The advent of the internet has given rise to a special type of theft crime—identity theft.
Identity theft involves using another’s identity without their consent for your own benefit. Typically, identity theft is used to for financial gain—for instance, to apply for credit cards, loans, or housing. With identity theft crimes, offenders take personal information from a victim without their consent by illegal means, such as stealing their mail, wallet, or emails. Increasingly, identity theft crimes are committed by hacking into a victim’s computer using software that collects personal information.
We’ve listed eight common examples of identity theft crimes below.
Financial identity theft. The most common type of identity theft involves stealing another’s bank account or other financial information for personal benefit. If you set up a bank account in another person’s name without their permission, you can be charged with identity theft. Similarly, using another’s ATM card or writing checks in another person’s name may also constitute identity theft crimes.
Tax return theft. This type of identity theft involves filing a fraudulent tax return in another’s name. If the IRS receives the fraudulent tax return before the true recipient files their claim, the IRS may send the check to the fraudulent filer and the victim can be deprived of the refund.
Driver’s license theft. This straightforward type of identity theft involves trying to pass off another person’s license as your own. People who engage in this type of identity theft often present stolen licenses after being stopped for a traffic offense or drunk driving in order to avoid consequences. The offender escapes charges, leaving the victim to deal with a tarnished record and spiked insurance rates. Offenders may use the stolen license to give to police officers after being arrested for other types of crimes as well.
Utility theft. With utility theft crimes, offenders typically find victims with good credit records and use their information to apply for electricity, gas, television, or phone services. If you supply false names and addresses to avoid paying for utilities, you could be charged with identity theft.
Social Security Number theft. You can be charged with identity theft for using someone else’s Social Security Number (SSN). Common motives behind using another’s SSN include attempting to take someone else’s benefits, falsifying passports or other important documents, or applying for loans and credit cards.
Medical identity theft. This type of identity theft involves taking someone else’s medical identity in order to obtain health insurance or medical coverage benefits. If you make a medical claim in your name using another’s identity, you can be charged with medical identity theft.
Insurance fraud. According to the Coalition Against Insurance Fraud, insurance fraud is one of the US’s most common crimes, costing the country more than $80 billion each year. Insurance fraud is an umbrella term that encompasses a variety of criminal actions involving supplying false information to collect insurance benefits. When you steal another’s insurance identity, they may be left with difficulties securing coverage as well as higher insurance premiums.

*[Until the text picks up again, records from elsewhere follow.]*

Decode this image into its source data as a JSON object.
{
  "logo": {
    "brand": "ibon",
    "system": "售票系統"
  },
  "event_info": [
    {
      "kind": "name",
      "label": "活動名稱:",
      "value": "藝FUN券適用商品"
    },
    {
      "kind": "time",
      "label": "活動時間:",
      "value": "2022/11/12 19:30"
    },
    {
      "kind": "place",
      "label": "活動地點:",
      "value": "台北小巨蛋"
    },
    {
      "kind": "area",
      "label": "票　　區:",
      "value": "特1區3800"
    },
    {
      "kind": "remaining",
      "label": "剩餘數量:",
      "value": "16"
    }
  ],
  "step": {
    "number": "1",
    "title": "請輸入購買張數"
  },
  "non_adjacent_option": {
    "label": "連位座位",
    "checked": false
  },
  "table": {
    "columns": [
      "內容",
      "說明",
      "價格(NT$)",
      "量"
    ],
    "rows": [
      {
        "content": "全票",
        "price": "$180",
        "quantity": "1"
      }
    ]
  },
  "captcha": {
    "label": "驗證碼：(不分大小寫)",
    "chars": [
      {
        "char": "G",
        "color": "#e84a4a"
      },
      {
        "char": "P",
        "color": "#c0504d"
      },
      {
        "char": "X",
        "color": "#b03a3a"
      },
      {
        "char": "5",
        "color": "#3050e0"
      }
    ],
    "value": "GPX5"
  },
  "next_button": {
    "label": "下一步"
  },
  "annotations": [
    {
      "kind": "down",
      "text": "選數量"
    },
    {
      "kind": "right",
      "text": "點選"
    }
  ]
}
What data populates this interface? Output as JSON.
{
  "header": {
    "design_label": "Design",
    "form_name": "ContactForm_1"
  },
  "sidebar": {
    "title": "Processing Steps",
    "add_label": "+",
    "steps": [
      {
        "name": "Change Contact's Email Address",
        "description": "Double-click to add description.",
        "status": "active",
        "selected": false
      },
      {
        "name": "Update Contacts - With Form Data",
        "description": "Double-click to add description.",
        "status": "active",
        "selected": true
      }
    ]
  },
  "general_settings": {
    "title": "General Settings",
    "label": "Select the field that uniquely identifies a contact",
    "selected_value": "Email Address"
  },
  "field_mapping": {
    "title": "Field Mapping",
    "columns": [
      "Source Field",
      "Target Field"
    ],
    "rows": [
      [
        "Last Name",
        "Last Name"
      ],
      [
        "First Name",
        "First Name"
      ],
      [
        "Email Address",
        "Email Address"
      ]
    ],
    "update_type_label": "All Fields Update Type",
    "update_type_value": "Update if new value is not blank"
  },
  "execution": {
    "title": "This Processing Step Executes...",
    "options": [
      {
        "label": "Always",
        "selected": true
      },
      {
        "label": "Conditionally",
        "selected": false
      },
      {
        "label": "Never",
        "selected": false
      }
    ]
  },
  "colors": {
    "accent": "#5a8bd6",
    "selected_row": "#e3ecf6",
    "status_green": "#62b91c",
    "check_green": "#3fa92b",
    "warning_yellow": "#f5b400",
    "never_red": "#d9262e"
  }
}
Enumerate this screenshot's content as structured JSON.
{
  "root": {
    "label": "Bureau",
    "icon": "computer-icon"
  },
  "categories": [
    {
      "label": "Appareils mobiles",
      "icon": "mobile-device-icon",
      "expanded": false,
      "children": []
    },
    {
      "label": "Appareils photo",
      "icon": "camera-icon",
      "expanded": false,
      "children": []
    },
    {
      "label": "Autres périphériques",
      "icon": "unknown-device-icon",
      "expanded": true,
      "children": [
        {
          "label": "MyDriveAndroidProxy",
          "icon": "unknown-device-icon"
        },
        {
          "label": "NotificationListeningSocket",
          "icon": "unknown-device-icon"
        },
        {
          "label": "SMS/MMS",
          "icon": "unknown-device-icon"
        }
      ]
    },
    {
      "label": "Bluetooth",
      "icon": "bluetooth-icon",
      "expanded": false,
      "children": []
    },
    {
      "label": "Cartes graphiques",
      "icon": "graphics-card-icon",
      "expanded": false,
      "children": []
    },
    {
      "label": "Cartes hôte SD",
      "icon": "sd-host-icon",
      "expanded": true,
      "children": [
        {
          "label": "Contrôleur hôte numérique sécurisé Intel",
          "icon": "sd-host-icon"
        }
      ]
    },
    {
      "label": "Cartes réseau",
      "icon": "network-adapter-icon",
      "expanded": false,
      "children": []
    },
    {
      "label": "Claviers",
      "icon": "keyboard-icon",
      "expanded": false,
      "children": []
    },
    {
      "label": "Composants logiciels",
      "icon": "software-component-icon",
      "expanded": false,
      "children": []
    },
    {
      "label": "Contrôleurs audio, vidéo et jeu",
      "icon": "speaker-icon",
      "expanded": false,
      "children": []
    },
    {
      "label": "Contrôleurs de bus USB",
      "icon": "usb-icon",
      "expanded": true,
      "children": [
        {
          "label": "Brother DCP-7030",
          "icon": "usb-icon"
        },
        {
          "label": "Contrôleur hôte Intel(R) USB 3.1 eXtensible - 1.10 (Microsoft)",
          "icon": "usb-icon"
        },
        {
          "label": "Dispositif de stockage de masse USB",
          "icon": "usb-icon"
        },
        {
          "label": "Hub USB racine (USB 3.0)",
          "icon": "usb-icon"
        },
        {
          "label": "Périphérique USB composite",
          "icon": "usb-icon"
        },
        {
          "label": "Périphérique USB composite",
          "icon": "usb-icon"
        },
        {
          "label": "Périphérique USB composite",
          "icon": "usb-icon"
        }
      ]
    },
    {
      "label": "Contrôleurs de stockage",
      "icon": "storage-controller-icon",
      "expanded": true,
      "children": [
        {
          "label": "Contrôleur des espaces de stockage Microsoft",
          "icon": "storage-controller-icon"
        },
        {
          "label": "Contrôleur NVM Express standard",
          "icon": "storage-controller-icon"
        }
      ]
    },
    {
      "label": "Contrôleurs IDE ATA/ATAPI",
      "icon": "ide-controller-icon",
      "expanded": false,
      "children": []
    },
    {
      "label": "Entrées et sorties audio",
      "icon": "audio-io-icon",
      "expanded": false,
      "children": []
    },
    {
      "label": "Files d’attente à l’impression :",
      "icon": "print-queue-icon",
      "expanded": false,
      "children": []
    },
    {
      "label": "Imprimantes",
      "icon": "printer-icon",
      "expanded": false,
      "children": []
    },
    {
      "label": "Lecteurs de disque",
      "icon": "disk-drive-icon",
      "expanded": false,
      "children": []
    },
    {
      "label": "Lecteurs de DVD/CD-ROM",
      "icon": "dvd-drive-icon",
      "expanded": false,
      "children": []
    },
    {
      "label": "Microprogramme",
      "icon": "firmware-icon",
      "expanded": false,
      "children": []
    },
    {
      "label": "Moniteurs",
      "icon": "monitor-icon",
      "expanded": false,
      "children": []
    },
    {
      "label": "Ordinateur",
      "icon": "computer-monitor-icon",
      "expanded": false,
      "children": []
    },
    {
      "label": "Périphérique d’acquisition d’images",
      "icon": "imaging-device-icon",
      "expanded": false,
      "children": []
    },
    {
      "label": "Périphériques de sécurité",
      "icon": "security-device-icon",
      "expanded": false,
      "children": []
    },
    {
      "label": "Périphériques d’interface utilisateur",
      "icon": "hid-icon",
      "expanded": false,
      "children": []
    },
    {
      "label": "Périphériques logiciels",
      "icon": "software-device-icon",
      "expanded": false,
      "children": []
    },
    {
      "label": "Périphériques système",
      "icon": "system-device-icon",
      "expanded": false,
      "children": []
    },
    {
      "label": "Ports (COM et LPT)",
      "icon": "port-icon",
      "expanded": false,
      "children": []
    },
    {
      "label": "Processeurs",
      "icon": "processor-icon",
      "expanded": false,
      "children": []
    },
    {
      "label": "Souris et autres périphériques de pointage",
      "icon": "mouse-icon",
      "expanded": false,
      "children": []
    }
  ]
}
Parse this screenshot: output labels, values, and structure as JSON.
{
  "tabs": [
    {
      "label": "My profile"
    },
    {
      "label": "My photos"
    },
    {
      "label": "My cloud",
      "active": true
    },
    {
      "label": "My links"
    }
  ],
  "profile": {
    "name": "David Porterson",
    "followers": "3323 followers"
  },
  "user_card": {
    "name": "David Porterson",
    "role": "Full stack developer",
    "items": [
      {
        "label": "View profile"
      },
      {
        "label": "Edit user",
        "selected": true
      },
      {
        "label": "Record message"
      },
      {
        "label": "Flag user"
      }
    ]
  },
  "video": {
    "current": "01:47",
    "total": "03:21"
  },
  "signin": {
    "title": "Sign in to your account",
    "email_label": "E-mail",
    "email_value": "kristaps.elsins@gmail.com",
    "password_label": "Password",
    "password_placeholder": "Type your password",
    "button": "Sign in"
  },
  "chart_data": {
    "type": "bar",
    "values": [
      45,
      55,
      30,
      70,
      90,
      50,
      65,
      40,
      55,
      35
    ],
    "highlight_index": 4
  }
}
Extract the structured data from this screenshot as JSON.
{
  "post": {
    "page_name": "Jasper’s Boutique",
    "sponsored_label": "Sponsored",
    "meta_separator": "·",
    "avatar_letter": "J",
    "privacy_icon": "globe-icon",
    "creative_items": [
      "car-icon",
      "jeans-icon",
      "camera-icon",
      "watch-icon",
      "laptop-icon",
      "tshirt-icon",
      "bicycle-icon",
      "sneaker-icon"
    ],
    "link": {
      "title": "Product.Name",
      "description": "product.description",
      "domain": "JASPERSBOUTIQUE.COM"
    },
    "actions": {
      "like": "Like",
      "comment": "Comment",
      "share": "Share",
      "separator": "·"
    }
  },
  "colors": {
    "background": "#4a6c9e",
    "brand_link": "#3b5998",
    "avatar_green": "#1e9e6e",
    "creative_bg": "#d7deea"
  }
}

Creating a new identity. You can be charged with identity theft if you use different pieces of personal information from multiple victims to create a completely new identity—for instance, if you combine someone’s SSN with another person’s name and contact information to open up a bank account or apply for loans or housing.
The Penalties for Identity Theft in Colorado
Under Colorado law, identity theft crimes are class 4 felonies and punishable by incarceration for up to six years and heavy fines that often exceed thousands of dollars. Similarly, if the incident caused a victim to lose money or suffer financial harm, you may be required to pay restitution in addition to fines in order to compensate the alleged victim for his or her loss. If you are convicted of identity theft, you may also be left with a lifelong criminal record that may make it difficult to obtain employment, loans, or housing in the future.
As Colorado law cracks down on identity theft crimes, it’s more important than ever to seek legal representation if you have been accused of this type of offense. Colorado identity theft laws are complex, and you’ll need the best defense possible if you want to avoid consequences to your freedom and reputation.
Talk to a knowledgeable Colorado theft crimes attorney if you have been charged with identity theft. A skilled attorney can explain your options and help you determine the most powerful defense strategies in your unique situation. With the guidance of an experienced defense lawyer, you may be able to have your identity theft charges reduced or dismissed.
About the Author:
Kimberly Diego is a criminal defense attorney in Denver practicing at The Law Office of Kimberly Diego. She obtained her undergraduate degree from Georgetown University and her law degree at the University of Colorado. She was named one of Super Lawyers’ “Rising Stars of 2012” and “Top 100 Trial Lawyers in Colorado” for 2012 and 2013 by The National Trial Lawyers. Both honors are limited to a small percentage of practicing attorneys in each state. She has also been recognized for her work in domestic violence cases.